## What you need to do
Each line of the records is to be copied verbatim.

## Dataset records

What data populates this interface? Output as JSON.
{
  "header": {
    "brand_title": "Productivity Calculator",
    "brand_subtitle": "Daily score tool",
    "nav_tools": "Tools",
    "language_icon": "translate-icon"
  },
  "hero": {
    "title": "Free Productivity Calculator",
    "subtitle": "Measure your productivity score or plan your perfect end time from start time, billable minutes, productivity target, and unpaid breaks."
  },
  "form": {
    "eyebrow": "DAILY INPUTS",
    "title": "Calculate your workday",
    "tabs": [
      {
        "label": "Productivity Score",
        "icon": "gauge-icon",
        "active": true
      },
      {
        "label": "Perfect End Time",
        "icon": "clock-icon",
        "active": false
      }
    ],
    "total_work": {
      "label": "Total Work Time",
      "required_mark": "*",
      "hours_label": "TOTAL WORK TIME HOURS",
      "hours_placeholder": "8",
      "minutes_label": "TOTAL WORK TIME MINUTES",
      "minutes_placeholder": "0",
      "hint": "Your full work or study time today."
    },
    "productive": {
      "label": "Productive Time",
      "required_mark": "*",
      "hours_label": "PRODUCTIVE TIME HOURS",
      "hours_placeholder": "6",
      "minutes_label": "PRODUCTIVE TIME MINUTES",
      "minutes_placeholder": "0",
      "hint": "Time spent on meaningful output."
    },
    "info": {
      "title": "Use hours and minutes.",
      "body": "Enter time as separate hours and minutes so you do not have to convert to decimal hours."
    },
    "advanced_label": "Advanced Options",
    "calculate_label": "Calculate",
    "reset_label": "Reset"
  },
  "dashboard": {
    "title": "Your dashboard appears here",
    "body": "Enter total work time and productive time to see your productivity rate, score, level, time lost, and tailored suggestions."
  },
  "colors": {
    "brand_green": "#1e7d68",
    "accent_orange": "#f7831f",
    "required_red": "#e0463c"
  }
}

## Output
What data populates this interface? Output as JSON.
{
  "header": {
    "brand_title": "Productivity Calculator",
    "brand_subtitle": "Daily score tool",
    "nav_tools": "Tools",
    "language_icon": "translate-icon"
  },
  "hero": {
    "title": "Free Productivity Calculator",
    "subtitle": "Measure your productivity score or plan your perfect end time from start time, billable minutes, productivity target, and unpaid breaks."
  },
  "form": {
    "eyebrow": "DAILY INPUTS",
    "title": "Calculate your workday",
    "tabs": [
      {
        "label": "Productivity Score",
        "icon": "gauge-icon",
        "active": true
      },
      {
        "label": "Perfect End Time",
        "icon": "clock-icon",
        "active": false
      }
    ],
    "total_work": {
      "label": "Total Work Time",
      "required_mark": "*",
      "hours_label": "TOTAL WORK TIME HOURS",
      "hours_placeholder": "8",
      "minutes_label": "TOTAL WORK TIME MINUTES",
      "minutes_placeholder": "0",
      "hint": "Your full work or study time today."
    },
    "productive": {
      "label": "Productive Time",
      "required_mark": "*",
      "hours_label": "PRODUCTIVE TIME HOURS",
      "hours_placeholder": "6",
      "minutes_label": "PRODUCTIVE TIME MINUTES",
      "minutes_placeholder": "0",
      "hint": "Time spent on meaningful output."
    },
    "info": {
      "title": "Use hours and minutes.",
      "body": "Enter time as separate hours and minutes so you do not have to convert to decimal hours."
    },
    "advanced_label": "Advanced Options",
    "calculate_label": "Calculate",
    "reset_label": "Reset"
  },
  "dashboard": {
    "title": "Your dashboard appears here",
    "body": "Enter total work time and productive time to see your productivity rate, score, level, time lost, and tailored suggestions."
  },
  "colors": {
    "brand_green": "#1e7d68",
    "accent_orange": "#f7831f",
    "required_red": "#e0463c"
  }
}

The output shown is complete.